John Connolly is the author of the Charlie Parker series of mystery novels, the supernatural collection Nocturnes, the Samuel Johnson Trilogy for younger readers, and (with Jennifer Ridyard) the Chronicles of the Invaders series. He lives in Dublin, Ireland. For more information, see his website at JohnConnollyBooks.com, or follow him on Twitter @JConnollyBooks.
Irish writer Connolly's follow-up to Every Dead Thing, which won the 2000 Shamus Award for Best PI First Novel, is just as grim, hard-edged and compulsively readable as his debut. Recently relocated to his home town of Scarborough, Maine, newly licensed PI Charlie Parker tries to get some overdue child support from wastrel Billy Purdue as a favor to Purdue's ex-wife Rita, an act of charity that ends up pitting Parker and his friends Angel and Luis against mobster Tony Celli. Celli is looking for $2 million that Purdue might have heisted during a botched ransom exchange, and a pair of killers named Abel and Stritch are on the loose. There's also a trail of dead bodies, all of them linked to Purdue's search for his birth parents, a line that stretches from his family to an old woman who kills herself after running away from a nursing home. She claims to have seen Caleb Kyle, a vicious serial killer who hasn't been heard from since Parker's youth. It's this element of the plot that lends a supernatural air to the already creepy proceedings (Parker has visions of his dead wife and daughter); the book opens like a Stephen King novel, with a violent prologue, visions of nameless evil darkening the stars, and the dead past coming alive. Since the novel is set in Maine, it feels like an homage to the master of Pine Tree State horror. Luckily, this very violent hunt for a revived serial killer can survive comparison with the best, especially when you consider that Connolly is creating pitch-perfect American dialogue and believable American characters from a desk in Dublin. Agent, Darley Anderson. (July) Copyright 2001 Cahners Business Information.

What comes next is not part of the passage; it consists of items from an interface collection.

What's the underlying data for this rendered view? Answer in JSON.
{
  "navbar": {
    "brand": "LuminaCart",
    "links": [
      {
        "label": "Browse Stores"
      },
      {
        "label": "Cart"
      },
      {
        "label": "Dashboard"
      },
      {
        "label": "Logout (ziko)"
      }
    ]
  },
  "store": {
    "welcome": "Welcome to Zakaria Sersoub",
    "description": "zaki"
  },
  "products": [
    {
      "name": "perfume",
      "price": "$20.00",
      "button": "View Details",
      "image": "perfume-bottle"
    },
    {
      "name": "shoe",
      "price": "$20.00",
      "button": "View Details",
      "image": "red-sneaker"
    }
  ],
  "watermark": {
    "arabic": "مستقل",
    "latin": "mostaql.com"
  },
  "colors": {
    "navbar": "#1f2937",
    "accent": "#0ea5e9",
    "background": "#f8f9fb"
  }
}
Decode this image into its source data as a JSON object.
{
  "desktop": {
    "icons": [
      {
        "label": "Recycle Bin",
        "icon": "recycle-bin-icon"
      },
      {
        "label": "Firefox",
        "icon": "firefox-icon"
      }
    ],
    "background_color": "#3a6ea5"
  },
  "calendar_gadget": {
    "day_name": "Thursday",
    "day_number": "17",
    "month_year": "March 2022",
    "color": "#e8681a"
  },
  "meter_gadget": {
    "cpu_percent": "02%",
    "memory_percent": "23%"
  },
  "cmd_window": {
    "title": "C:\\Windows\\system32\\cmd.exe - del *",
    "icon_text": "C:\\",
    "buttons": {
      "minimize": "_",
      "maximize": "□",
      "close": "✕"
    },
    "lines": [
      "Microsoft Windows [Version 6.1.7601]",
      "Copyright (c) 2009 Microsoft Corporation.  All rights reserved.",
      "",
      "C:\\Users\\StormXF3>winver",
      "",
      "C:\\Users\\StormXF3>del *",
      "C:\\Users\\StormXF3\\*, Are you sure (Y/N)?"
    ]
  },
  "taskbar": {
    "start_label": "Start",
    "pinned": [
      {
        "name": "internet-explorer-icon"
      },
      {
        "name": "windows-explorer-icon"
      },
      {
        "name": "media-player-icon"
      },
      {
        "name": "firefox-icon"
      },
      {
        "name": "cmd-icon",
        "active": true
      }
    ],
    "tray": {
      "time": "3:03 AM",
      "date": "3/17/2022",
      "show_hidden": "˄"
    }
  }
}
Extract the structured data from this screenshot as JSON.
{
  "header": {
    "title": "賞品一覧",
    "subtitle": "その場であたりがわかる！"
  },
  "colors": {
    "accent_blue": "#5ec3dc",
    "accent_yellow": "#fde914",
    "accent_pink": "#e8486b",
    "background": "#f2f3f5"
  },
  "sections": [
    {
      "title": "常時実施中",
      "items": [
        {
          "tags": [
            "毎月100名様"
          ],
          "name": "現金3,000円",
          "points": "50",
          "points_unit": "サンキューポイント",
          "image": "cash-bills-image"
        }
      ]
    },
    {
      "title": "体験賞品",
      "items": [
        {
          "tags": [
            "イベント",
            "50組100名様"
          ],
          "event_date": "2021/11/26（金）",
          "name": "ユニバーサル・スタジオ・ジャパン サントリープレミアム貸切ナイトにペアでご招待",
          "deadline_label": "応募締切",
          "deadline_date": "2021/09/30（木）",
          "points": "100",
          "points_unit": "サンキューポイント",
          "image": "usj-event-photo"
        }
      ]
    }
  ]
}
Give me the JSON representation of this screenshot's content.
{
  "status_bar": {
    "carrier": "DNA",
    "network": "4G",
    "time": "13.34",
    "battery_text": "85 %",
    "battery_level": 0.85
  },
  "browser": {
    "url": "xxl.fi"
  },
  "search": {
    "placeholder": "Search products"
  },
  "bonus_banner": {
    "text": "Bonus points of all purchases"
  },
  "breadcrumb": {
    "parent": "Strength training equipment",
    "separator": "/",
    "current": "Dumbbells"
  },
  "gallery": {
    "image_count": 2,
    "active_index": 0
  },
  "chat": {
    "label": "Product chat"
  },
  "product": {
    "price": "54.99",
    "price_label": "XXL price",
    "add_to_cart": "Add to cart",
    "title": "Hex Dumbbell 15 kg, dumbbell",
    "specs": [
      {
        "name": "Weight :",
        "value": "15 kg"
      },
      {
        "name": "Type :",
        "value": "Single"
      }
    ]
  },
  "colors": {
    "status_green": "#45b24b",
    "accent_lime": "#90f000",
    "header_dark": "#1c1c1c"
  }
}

Having won the 2000 Shamus Award for Best First Private-Eye Novel, Connolly aims for more success by dropping protagonist Charlie "Bird" Parker in the midst of savage doings in Maine. Note that the author is Irish. Copyright 2001 Cahners Business Information.
Publishers Weekly Grim, hard-edged, and compulsively readable.